[Website and app data records]
§

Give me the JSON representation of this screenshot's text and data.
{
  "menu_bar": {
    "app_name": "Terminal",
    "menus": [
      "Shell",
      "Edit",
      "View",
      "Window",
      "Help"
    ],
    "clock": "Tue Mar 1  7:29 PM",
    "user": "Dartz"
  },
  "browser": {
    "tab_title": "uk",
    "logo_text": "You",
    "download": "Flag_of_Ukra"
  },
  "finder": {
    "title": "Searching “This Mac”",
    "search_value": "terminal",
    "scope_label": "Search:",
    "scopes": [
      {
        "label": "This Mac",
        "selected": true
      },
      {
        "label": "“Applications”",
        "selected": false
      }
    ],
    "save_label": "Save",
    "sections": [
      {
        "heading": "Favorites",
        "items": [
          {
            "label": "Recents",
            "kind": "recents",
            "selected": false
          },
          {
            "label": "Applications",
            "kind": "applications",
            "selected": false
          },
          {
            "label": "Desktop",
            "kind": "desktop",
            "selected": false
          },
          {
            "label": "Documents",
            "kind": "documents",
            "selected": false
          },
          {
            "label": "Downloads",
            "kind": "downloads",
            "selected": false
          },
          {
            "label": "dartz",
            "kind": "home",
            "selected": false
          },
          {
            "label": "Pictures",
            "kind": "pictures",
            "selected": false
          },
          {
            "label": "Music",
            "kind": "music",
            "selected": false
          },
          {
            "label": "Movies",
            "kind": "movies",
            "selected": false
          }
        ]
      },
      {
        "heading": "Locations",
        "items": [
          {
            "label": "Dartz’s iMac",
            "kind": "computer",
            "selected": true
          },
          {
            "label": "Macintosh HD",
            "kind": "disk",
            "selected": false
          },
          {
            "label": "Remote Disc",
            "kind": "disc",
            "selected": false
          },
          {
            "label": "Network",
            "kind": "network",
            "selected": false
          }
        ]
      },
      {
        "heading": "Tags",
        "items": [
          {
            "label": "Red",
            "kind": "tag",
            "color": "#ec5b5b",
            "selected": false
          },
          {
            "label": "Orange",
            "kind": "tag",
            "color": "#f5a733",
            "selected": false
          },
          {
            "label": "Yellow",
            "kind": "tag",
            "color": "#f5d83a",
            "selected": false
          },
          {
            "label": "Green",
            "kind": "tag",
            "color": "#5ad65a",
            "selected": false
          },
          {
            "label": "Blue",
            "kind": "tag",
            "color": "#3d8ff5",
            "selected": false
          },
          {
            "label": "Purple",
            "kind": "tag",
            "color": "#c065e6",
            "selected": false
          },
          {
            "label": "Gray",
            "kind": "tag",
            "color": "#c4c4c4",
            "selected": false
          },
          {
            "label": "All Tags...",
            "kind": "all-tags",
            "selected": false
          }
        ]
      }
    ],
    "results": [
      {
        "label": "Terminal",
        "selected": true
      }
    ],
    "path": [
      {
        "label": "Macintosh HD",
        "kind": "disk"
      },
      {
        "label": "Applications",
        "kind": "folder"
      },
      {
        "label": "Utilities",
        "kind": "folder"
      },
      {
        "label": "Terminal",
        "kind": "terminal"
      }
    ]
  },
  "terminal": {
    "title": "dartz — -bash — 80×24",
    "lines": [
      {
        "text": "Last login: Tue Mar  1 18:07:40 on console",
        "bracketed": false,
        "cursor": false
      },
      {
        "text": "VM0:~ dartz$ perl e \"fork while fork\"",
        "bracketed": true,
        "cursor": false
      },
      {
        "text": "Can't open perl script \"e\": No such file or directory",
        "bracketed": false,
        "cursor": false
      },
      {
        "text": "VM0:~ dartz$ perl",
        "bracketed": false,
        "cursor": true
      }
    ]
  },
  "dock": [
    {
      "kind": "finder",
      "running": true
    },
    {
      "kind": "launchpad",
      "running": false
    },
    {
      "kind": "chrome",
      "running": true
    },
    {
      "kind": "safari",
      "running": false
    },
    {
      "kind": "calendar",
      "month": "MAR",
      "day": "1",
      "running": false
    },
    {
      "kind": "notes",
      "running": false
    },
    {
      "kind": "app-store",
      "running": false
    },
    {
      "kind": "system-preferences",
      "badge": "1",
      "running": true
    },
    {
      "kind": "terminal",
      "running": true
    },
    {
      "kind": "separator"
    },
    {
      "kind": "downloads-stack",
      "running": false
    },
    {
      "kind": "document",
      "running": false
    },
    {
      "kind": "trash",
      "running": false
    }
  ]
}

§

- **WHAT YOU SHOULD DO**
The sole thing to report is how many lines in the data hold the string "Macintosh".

- **YOUR SOLUTION**
2